(Miami Herald) – Throughout its roughly 25-year history and several name changes, the multipurpose stadium never has hosted a soccer game as anticipated and publicized as the one that will grace the gridiron-and-diamond-grass-turned-pitch on Wednesday night: FC Barcelona, arguably the most star-studded and most popular team in the world, against Chivas de Guadalajara, arguably the best and most admired team in Mexico, in what is expected to attract the largest crowd in South Florida soccer history.
Barca has won two of the past three Champions League titles and is one of the most storied franchises in soccer history, and Chivas has won 11 Mexican First Division championships and finished second in South America’s Copa Libertadores last year. The first meeting between the clubs since 2008 will be carried on ESPN2, with kickoff set for 8:30â€‰p.m.
After Chivas finished its hourlong training session Tuesday morning, starting left back Miguel Angel Ponce, 21, sat in what is normally the Marlins’ dugout, looking out at the converted field. Ponce, who was born in Sacramento but moved to Tijuana as a young boy, looked around at the empty orange and blue stadiums seats, imagining them filled with fans. A smile came across his face.
â€œI always wanted to and dreamed of playing this kind of game, and I’m really looking forward to it,â€ said Ponce, who has ascended through Chivas’ developmental system and is one of the team’s rising stars. â€œI’m feeling a little bit nervous, maybe more than the normal level of nervous before a game. It’s going to be a good game.â€
Ponce will have the unenviable task of slowing Barca’s powerful front line known for its precision passing and possession style.
â€œThey are a very fast team that plays quick, and they work to touches,â€ Ponce said. â€œI’m going to try to do my thing, which is only what I know. We can do things and play a good game just by doing what we do well. We’ll try to do the best we can so we can win.â€
And make no mistake about it: Despite the â€œexhibitionâ€ being played in the middle of Guadalajara’s regular-season Primera Division schedule, which it has started 2-0, Chivas is trying to beat Barcelona. It won’t be an easy task â€” in the Herbalife World Football Challenge, European teams have a 9-0 advantage over those from North America, including international clubs and MLS squads.
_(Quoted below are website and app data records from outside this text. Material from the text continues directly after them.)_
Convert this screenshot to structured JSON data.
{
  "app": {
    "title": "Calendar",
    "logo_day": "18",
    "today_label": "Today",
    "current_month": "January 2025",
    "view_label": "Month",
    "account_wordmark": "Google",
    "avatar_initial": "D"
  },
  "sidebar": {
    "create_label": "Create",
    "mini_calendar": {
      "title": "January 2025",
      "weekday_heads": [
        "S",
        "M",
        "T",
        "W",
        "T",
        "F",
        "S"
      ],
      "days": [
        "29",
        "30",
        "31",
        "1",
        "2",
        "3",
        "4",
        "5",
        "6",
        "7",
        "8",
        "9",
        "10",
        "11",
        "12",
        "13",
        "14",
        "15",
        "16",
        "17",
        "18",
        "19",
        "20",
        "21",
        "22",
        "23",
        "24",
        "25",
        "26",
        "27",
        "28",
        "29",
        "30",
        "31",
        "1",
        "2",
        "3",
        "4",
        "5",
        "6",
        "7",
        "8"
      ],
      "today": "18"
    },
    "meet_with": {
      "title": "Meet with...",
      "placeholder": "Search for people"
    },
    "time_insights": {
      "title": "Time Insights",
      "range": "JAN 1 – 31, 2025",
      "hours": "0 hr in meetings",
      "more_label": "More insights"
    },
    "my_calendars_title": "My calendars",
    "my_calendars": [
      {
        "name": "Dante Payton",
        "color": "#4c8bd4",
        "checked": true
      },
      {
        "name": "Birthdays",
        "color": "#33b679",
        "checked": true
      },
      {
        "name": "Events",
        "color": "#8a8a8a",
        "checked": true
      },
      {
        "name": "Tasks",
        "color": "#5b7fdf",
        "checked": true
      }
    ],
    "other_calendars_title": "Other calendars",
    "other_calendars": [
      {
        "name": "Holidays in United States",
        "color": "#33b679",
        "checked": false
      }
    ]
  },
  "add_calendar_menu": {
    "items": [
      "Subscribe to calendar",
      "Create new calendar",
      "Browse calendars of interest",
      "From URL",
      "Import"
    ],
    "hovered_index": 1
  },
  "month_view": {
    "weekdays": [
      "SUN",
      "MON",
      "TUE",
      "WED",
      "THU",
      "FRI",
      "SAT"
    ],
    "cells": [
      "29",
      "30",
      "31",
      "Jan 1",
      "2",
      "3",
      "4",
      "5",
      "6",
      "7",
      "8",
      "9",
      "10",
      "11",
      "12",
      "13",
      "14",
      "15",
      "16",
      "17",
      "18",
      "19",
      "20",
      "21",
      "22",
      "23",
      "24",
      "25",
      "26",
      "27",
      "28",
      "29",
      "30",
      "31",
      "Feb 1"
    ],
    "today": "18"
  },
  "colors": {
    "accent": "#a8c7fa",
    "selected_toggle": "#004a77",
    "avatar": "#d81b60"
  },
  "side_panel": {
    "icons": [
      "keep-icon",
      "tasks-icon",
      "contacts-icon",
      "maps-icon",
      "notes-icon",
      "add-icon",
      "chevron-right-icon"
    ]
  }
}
â€œWe really want to win this one, because it’s against Barcelona,â€ Ponce said, noting that Chivas lost its first two games of the World Challenge to Real Madrid and Juventus. â€œWe will do the best we can to beat Barcelona â€” that’s the best team in the world, to me. We are good players too and a good team, and we want to show that.â€
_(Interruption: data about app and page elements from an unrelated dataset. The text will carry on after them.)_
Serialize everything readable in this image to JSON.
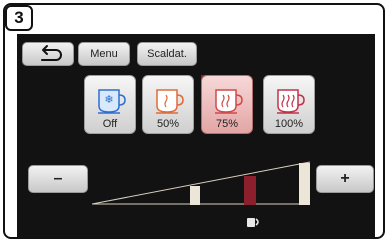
{
  "step": {
    "label": "3"
  },
  "toolbar": {
    "back_icon": "back-arrow-icon",
    "menu_label": "Menu",
    "scald_label": "Scaldat."
  },
  "temperatures": {
    "selected": "75%",
    "items": [
      {
        "icon": "snowflake-cup-icon",
        "label": "Off",
        "color": "#2f6fd0"
      },
      {
        "icon": "steam-cup-icon",
        "label": "50%",
        "color": "#e06a3a"
      },
      {
        "icon": "steam-cup-icon",
        "label": "75%",
        "color": "#d14a4a"
      },
      {
        "icon": "steam-cup-icon",
        "label": "100%",
        "color": "#c0334a"
      }
    ]
  },
  "adjust": {
    "minus_label": "–",
    "plus_label": "+",
    "level_icon": "pump-icon"
  },
  "colors": {
    "screen_bg": "#121212",
    "accent": "#8b1f2b"
  }
}
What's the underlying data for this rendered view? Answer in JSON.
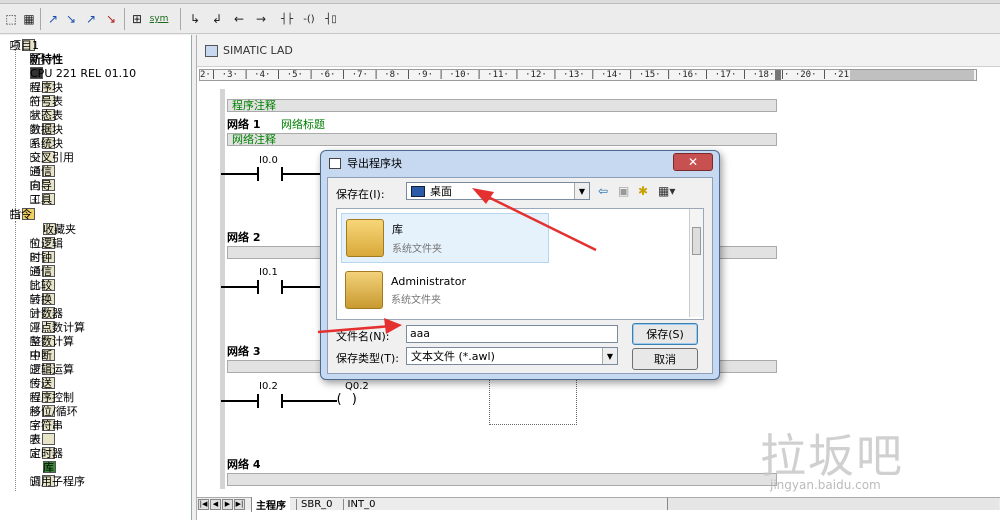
{
  "toolbar": {
    "buttons": [
      "⬚",
      "▦",
      "↗",
      "↘",
      "↗",
      "↘",
      "⊞",
      "sym",
      "↳",
      "↲",
      "←",
      "→",
      "┤├",
      "-()",
      "┤▯"
    ]
  },
  "tree": {
    "root": "项目1",
    "items": [
      {
        "label": "新特性",
        "bold": true,
        "indent": 2
      },
      {
        "label": "CPU 221 REL 01.10",
        "indent": 2
      },
      {
        "label": "程序块",
        "indent": 2
      },
      {
        "label": "符号表",
        "indent": 2
      },
      {
        "label": "状态表",
        "indent": 2
      },
      {
        "label": "数据块",
        "indent": 2
      },
      {
        "label": "系统块",
        "indent": 2
      },
      {
        "label": "交叉引用",
        "indent": 2
      },
      {
        "label": "通信",
        "indent": 2
      },
      {
        "label": "向导",
        "indent": 2
      },
      {
        "label": "工具",
        "indent": 2
      }
    ],
    "instr_root": "指令",
    "instr_items": [
      "收藏夹",
      "位逻辑",
      "时钟",
      "通信",
      "比较",
      "转换",
      "计数器",
      "浮点数计算",
      "整数计算",
      "中断",
      "逻辑运算",
      "传送",
      "程序控制",
      "移位/循环",
      "字符串",
      "表",
      "定时器",
      "库",
      "调用子程序"
    ]
  },
  "editor": {
    "title": "SIMATIC LAD",
    "ruler_left": "2·| ·3· | ·4· | ·5· | ·6· | ·7· | ·8· | ·9· | ·10· | ·11· | ·12· | ·13· | ·14· | ·15· | ·16· | ·17· | ·18· |",
    "ruler_right": "· ·20· | ·21· |",
    "program_comment": "程序注释",
    "networks": [
      {
        "label": "网络 1",
        "title": "网络标题",
        "comment": "网络注释",
        "contact": "I0.0"
      },
      {
        "label": "网络 2",
        "contact": "I0.1"
      },
      {
        "label": "网络 3",
        "contact": "I0.2",
        "coil": "Q0.2"
      },
      {
        "label": "网络 4"
      }
    ],
    "coil_symbol": "( )",
    "tabs": [
      "主程序",
      "SBR_0",
      "INT_0"
    ]
  },
  "dialog": {
    "title": "导出程序块",
    "close": "✕",
    "save_in_label": "保存在(I):",
    "save_in_value": "桌面",
    "files": [
      {
        "name": "库",
        "type": "系统文件夹"
      },
      {
        "name": "Administrator",
        "type": "系统文件夹"
      }
    ],
    "filename_label": "文件名(N):",
    "filename_value": "aaa",
    "filetype_label": "保存类型(T):",
    "filetype_value": "文本文件 (*.awl)",
    "save_button": "保存(S)",
    "cancel_button": "取消"
  },
  "watermark": {
    "text": "拉坂吧",
    "url": "jingyan.baidu.com"
  },
  "colors": {
    "annotation": "#e53030",
    "comment_green": "#008000",
    "dialog_frame": "#c6d9f1",
    "close_red": "#c75050"
  }
}
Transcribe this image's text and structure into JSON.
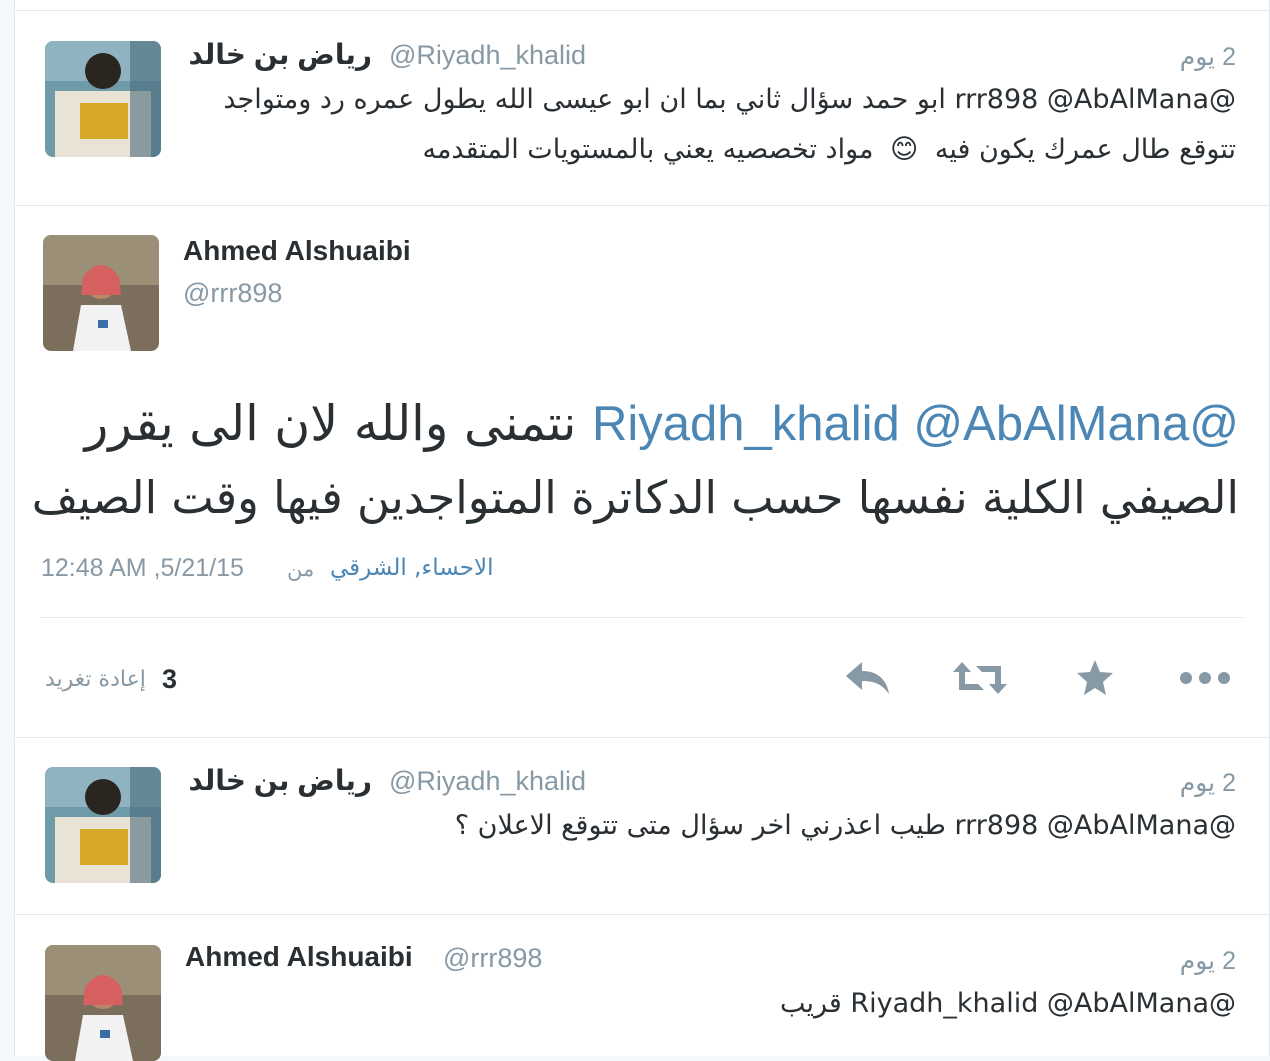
{
  "tweets": [
    {
      "name": "رياض بن خالد",
      "handle": "@Riyadh_khalid",
      "time": "2 يوم",
      "line1": "@rrr898 @AbAlMana ابو حمد سؤال ثاني بما ان ابو عيسى الله يطول عمره رد ومتواجد",
      "line2a": "تتوقع طال عمرك يكون فيه",
      "emoji": "😊",
      "line2b": "مواد تخصصيه يعني بالمستويات المتقدمه"
    },
    {
      "name": "رياض بن خالد",
      "handle": "@Riyadh_khalid",
      "time": "2 يوم",
      "line1": "@rrr898 @AbAlMana طيب اعذرني اخر سؤال متى تتوقع الاعلان ؟"
    },
    {
      "name": "Ahmed Alshuaibi",
      "handle": "@rrr898",
      "time": "2 يوم",
      "line1": "@Riyadh_khalid @AbAlMana قريب"
    }
  ],
  "main_tweet": {
    "name": "Ahmed Alshuaibi",
    "handle": "@rrr898",
    "mentions": "@Riyadh_khalid @AbAlMana",
    "line1_text": "نتمنى والله لان الى يقرر",
    "line2": "الصيفي الكلية نفسها حسب الدكاترة المتواجدين فيها وقت الصيف",
    "date": "12:48 AM ,5/21/15",
    "from": "من",
    "place": "الاحساء, الشرقي",
    "retweet_count": "3",
    "retweet_label": "إعادة تغريد"
  },
  "icons": {
    "reply": "reply-icon",
    "retweet": "retweet-icon",
    "favorite": "star-icon",
    "more": "more-dots-icon"
  },
  "colors": {
    "link": "#4b86b4",
    "icon": "#8899a6",
    "text": "#292f33"
  }
}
Barcelona, on the other hand, is still in preseason preparation as it waits for the return of several players from their national teams and others recovering from injuries.
â€œWith these trips, you need everybody. And there’s a lot of players, but not everybody is going to get minutes,â€ Barcelona coach Pep Guardiola said Monday at the team’s news conference. â€œThe behavior and performance that I’ve seen so far in the players this preseason has been positive. Overall, no complaints. We’re calmly preparing ourselves, waiting for everybody to rejoin the team.â€
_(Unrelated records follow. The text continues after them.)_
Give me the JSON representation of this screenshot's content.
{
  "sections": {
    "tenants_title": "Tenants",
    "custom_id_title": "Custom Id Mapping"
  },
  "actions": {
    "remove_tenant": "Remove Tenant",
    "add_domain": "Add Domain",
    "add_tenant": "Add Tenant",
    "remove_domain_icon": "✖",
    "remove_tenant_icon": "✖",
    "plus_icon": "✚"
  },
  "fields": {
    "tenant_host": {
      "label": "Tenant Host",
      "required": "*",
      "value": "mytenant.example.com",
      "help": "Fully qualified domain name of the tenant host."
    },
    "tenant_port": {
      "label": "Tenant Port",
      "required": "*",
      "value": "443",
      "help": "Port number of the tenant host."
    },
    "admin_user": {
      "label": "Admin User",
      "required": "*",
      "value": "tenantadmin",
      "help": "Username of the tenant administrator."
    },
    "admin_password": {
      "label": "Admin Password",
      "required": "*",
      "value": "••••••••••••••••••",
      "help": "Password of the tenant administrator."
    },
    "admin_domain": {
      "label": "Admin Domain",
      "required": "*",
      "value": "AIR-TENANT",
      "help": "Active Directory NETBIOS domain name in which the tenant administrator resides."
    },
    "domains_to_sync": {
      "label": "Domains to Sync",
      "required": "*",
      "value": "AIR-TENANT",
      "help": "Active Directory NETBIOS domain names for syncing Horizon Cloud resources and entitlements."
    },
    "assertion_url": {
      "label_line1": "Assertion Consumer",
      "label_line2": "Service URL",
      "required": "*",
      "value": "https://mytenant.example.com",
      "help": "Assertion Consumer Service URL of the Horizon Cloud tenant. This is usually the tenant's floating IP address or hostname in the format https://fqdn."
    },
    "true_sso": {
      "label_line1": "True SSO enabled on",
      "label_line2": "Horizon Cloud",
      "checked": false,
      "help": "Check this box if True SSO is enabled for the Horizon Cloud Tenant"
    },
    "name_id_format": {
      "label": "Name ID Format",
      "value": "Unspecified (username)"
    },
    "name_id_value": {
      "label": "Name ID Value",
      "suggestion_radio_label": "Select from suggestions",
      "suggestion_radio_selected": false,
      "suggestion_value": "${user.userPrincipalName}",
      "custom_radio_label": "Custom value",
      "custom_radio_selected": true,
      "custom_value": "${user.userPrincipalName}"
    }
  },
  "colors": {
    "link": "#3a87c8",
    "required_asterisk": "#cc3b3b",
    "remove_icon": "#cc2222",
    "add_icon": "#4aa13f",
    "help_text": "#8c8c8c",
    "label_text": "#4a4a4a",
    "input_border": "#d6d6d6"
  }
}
Not all of Barca’s international stars will play Wednesday: Two-time FIFA Player of the Year Lionel Messi of Argentina, his Argentine World Cup teammate Javier Mascherano and Daniel Alves of Brazil aren’t on the travel roster, and midfielder Ibrahim Affelay of the Netherlands tore a muscle in his left thigh during Barca’s loss to Manchester United on Saturday. But 22-year-old Chilean forward Alexis Sanchez, the recent $53.5â€‰million transfer from Udinese, and Adriano, who rejoined the team Monday after playing in the Copa America, should see time.
Although Barcelona features incredible global appeal with its assortment of international stars â€” none from Mexico â€” Chivas’ roster fields players exclusively from Mexico.
â€œThat’s part of their culture of the team,â€ Guardiola said. â€œIt’s their decision, it’s their club, it’s their people, it’s their way. Just because it’s an old-time decision doesn’t mean it’s not modern.
â€œâ€¦ [Chivas has] changed their style a little bit, but they’ve always been a very competitive team. I was [in Mexico] for a little bit, and I enjoyed it. I lived it. They’re very dynamic players.â€
Source: Miami Herald